Impeachment also influenced the Biden campaign. In late September and early October, Mr. Biden struggled to respond to Mr. Trump’s attacks against his son, Hunter Biden, and his business dealings in Ukraine, even though there was no evidence to support Mr. Trump’s claims. By mid-October, Mr. Biden had begun hitting back more effectively on Mr. Trump’s pressure campaign on Ukraine to investigate the Bidens. And on Oct. 15, ABC News broadcast an interview with Hunter Biden in which he admitted fault but also defended himself.
“I gave a hook to some very unethical people to act in illegal ways to try to do some harm to my father. That’s where I made the mistake,” the younger Mr. Biden said. “So I take full responsibility for that. Did I do anything improper? No, not in any way. Not in any way whatsoever.”
Every race is fluid, of course, and the dynamics set in motion in mid-October could shift, particularly considering that the Iowa caucuses famously break late. In the Dec. 19 debate in Los Angeles, for example, Ms. Warren departed from her traditional refusal to criticize other candidates — as did Ms. Klobuchar, who directly chided Mr. Buttigieg.

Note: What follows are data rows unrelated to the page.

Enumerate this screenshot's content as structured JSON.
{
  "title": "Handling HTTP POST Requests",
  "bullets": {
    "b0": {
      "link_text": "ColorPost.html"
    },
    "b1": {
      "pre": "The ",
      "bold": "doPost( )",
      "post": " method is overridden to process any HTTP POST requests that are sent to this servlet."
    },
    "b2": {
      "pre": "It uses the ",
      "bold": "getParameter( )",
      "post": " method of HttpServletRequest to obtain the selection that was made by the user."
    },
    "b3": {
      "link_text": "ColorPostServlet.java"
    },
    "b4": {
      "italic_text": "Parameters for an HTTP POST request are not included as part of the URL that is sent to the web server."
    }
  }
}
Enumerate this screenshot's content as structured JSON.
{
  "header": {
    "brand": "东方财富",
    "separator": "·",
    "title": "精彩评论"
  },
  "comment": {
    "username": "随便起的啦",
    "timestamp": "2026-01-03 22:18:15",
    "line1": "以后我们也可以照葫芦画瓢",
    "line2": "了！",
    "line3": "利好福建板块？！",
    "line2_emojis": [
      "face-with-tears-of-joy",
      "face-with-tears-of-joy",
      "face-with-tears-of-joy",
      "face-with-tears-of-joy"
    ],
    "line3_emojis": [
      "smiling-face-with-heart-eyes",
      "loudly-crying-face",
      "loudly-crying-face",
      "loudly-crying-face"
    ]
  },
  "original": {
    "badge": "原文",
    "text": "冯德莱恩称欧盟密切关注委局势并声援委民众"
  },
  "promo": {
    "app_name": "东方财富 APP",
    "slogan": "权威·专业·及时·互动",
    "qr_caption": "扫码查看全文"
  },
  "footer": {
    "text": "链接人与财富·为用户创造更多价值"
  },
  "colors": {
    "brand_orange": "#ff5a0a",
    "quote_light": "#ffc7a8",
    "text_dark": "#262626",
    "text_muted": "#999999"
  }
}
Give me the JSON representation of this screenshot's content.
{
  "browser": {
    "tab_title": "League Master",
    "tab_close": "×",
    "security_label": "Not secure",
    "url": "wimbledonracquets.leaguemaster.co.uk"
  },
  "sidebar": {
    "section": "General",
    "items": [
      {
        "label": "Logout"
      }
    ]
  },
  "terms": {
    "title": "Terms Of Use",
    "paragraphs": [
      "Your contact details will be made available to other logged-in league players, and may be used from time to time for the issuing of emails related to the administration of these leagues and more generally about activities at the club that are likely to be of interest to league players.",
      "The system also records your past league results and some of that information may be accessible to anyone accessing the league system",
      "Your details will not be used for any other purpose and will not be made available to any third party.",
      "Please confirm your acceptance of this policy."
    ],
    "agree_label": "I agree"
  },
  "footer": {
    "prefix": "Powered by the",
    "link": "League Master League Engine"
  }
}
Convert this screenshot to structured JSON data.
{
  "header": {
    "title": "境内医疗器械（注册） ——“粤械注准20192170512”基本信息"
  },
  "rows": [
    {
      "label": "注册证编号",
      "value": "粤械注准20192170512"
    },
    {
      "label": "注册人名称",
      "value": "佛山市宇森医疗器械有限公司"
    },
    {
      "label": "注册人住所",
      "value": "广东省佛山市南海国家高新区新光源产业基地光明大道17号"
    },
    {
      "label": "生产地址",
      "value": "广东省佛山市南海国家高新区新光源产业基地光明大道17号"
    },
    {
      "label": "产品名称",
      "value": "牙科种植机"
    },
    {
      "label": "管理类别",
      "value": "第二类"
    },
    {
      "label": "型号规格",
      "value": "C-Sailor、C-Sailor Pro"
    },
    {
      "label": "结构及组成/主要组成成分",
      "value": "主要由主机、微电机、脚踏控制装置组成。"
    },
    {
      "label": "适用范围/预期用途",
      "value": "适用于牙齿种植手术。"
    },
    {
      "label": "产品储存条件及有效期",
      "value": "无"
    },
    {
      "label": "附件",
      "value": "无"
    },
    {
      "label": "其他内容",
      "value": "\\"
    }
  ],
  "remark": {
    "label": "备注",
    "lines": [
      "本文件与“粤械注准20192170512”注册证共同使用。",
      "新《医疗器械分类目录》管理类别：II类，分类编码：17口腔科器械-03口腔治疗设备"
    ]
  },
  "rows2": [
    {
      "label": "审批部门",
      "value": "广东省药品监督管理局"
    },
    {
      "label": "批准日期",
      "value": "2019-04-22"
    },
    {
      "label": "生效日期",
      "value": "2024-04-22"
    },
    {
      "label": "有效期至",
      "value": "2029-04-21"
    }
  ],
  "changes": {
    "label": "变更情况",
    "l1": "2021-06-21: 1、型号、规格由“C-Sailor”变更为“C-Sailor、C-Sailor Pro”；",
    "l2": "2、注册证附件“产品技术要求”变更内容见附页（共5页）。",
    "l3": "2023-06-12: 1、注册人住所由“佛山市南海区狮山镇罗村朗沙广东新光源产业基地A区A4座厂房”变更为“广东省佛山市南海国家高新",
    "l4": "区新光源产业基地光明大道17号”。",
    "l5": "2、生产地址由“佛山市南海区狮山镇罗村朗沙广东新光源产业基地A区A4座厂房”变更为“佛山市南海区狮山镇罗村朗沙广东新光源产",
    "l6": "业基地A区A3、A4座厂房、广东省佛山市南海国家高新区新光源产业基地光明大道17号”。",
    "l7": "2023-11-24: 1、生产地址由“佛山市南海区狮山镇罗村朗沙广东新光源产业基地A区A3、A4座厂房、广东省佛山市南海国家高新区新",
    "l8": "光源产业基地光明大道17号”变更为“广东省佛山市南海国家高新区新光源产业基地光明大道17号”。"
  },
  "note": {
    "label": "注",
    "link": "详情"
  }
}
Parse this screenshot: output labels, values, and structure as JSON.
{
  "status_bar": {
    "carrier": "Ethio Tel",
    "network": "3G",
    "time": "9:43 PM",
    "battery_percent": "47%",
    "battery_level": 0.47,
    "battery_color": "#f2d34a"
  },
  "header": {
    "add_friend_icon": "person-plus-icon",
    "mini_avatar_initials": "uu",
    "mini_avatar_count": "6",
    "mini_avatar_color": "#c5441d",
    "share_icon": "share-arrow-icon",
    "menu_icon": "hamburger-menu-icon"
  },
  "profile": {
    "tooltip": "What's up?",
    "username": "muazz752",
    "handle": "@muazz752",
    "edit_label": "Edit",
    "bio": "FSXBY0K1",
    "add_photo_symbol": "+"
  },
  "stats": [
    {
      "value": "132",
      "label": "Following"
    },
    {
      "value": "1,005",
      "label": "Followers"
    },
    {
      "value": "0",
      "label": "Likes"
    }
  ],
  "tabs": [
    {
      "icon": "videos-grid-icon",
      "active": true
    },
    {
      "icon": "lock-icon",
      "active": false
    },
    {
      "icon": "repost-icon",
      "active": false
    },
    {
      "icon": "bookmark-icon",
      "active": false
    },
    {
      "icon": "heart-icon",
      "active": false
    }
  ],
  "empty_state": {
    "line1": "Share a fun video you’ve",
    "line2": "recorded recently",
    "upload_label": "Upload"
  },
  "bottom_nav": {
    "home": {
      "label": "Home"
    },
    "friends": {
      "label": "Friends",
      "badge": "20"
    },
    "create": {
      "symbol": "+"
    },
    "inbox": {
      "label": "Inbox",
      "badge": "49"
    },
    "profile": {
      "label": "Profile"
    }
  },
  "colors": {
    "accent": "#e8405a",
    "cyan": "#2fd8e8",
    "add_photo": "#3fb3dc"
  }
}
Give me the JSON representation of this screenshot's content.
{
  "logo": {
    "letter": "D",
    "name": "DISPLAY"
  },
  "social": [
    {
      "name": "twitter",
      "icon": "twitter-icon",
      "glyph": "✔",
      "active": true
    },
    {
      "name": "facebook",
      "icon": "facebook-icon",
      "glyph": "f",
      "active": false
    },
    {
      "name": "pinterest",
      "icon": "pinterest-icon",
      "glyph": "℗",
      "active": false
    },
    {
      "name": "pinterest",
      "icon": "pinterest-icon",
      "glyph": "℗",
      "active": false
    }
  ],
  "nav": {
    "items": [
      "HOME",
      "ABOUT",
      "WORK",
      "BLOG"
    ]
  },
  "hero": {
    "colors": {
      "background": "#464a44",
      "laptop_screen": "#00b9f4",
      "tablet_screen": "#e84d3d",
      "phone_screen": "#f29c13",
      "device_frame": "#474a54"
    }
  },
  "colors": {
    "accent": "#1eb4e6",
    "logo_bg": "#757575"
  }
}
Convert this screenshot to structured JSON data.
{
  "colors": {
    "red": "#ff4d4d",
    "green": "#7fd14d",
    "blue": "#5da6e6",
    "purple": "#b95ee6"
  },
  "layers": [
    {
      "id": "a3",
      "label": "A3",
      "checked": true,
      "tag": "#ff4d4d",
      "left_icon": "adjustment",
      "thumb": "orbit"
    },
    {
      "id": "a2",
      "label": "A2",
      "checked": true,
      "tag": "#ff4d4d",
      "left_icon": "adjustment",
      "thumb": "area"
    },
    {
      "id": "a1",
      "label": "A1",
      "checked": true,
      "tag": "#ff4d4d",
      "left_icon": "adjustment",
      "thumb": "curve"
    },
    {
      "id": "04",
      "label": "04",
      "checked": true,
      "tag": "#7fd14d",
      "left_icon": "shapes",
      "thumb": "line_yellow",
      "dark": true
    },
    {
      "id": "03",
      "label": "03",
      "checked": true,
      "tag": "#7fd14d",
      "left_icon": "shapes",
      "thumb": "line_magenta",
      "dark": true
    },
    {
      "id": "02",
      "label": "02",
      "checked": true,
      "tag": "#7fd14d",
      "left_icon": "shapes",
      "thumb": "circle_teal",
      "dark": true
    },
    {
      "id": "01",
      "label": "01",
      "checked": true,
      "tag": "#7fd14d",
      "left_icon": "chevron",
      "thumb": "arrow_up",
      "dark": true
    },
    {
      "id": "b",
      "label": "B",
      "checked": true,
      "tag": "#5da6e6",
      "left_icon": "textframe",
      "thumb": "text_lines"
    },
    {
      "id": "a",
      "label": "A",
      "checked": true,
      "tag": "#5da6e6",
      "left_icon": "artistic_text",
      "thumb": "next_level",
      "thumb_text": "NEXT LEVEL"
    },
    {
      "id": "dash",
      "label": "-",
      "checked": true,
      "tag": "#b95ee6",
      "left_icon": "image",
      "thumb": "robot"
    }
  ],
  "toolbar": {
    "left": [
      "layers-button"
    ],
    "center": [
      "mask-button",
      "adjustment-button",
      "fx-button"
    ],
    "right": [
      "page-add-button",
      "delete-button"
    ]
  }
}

One big unknown is fund-raising. On Oct. 16, Mr. Biden disclosed a cash-on-hand number so low — $9 million — that it startled many in the party’s moderate wing and some supporters. His apparent vulnerability as a front-runner helped spur two new entrants in the race, former Gov. Deval Patrick of Massachusetts and Michael R. Bloomberg, the former New York City mayor and one of the richest people in the country.
“When Biden showed, not that just that fund-raising was lackluster, but that they were spending more money than they were raising, it showed not just that the candidate was in trouble,” Ms. Katz said. “You had a campaign team that was committing malpractice.”
One of the big questions of the Democratic race now is whether Mr. Bloomberg’s self-funded candidacy can break through to moderate voters, or whether they will coalesce around Mr. Biden, Mr. Buttigieg or another contender. Mr. Biden’s fund-raising and poll numbers largely stabilized through the fall, and he begins 2020 in arguably his strongest shape since things started turning around in that week in October.